OK. Fair enough. If an ad hoc organization fulfills its purpose and thereafter folds its tents, it need not show a profit. Its profits, in a sense, might be seen to be being distributed among the recipients of its largesse. But any organization which perceives its mission as being ongoing — as being, for all intents and purposes, permanent — owes it to its mission to grow, to increase, to — in a phrase — show a profit. Be it the Prairie Home Co-operative Comprehensive School, or the Knights of Columbus, or the ASPCA … or General Motors, or Microsoft, or Mom and Pop’s Corner Independent Grocery — any enterprise which serves the public good owes it to itself, its mission, its employees, its beneficiaries, and its stakeholders to earn a positive return on the money invested in it.
And the only reason it cannot is due to the perverse provisions of the tax code — a tax code which, as we can see, is driven by an evil ideology.
As a perspicacious reader may detect, this thesis, as long as it is for this medium, is sketchy, leaves a great deal of its argument unexplicated. Some of that is doubtless due to my not having as thoroughly explored all the nooks and crannies of my basic, aphoristic notion that “Non-profit is a dirty word.” Some of it is surely due to my own human limitations. After all, who among us can apprehend the mind of God? Yet, surely, fully understanding the structure of the Universe and the natural laws which govern it, requires that one do just that. In the aid of developing (or debunking) this notion, of refining it and any possible corrolaries, I would be churlish to not invite discussion — even a lively and contentious one. So, have at it. I will not, however, brook ad hominems at BTB and would attempt to prevail on Fran to remove them at Eternity Road.
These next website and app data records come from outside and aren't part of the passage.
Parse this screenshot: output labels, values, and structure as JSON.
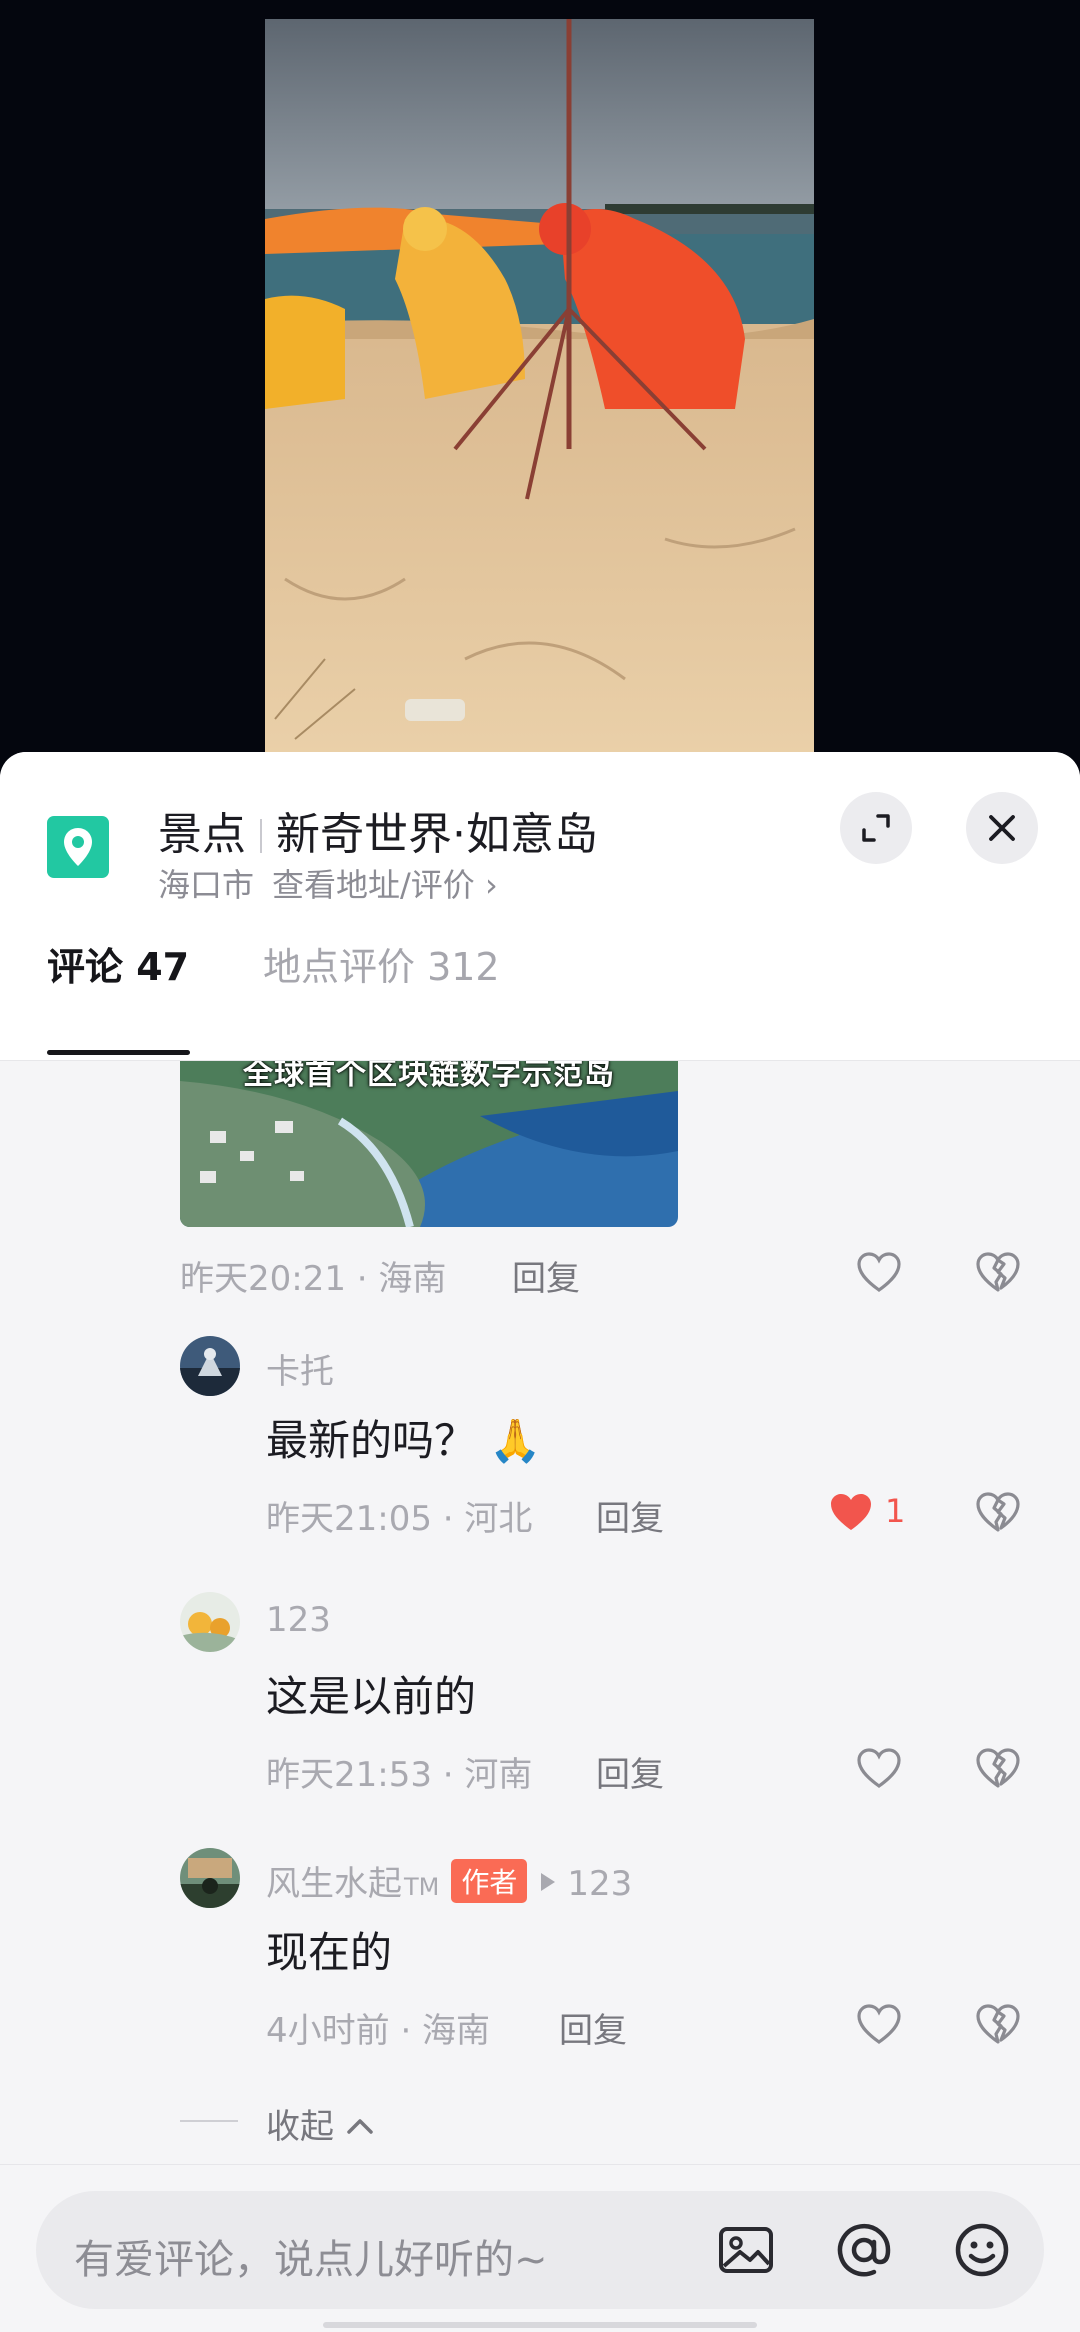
{
  "location": {
    "category": "景点",
    "name": "新奇世界·如意岛",
    "city": "海口市",
    "link": "查看地址/评价 ›"
  },
  "tabs": [
    {
      "label": "评论 47",
      "active": true
    },
    {
      "label": "地点评价 312",
      "active": false
    }
  ],
  "thumbnail_caption": "全球首个区块链数字示范岛",
  "comments": [
    {
      "meta": "昨天20:21 · 海南",
      "reply": "回复",
      "liked": false,
      "likes": ""
    },
    {
      "user": "卡托",
      "text": "最新的吗？",
      "emoji": "🙏",
      "meta": "昨天21:05 · 河北",
      "reply": "回复",
      "liked": true,
      "likes": "1"
    },
    {
      "user": "123",
      "text": "这是以前的",
      "meta": "昨天21:53 · 河南",
      "reply": "回复",
      "liked": false,
      "likes": ""
    },
    {
      "user": "风生水起",
      "tm": "TM",
      "badge": "作者",
      "reply_to": "123",
      "text": "现在的",
      "meta": "4小时前 · 海南",
      "reply": "回复",
      "liked": false,
      "likes": ""
    }
  ],
  "collapse_label": "收起",
  "input": {
    "placeholder": "有爱评论，说点儿好听的~"
  },
  "icons": [
    "map-pin-icon",
    "expand-icon",
    "close-icon",
    "heart-icon",
    "broken-heart-icon",
    "image-icon",
    "at-icon",
    "emoji-icon"
  ],
  "colors": {
    "accent_pin": "#22c8a2",
    "like_red": "#f2554d",
    "author_badge": "#fa6b55"
  }
}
Keep it clean, keep it civil, or I’ll knock your heads together (to quote my sainted Mother).
Cross-posted at Eternity Road.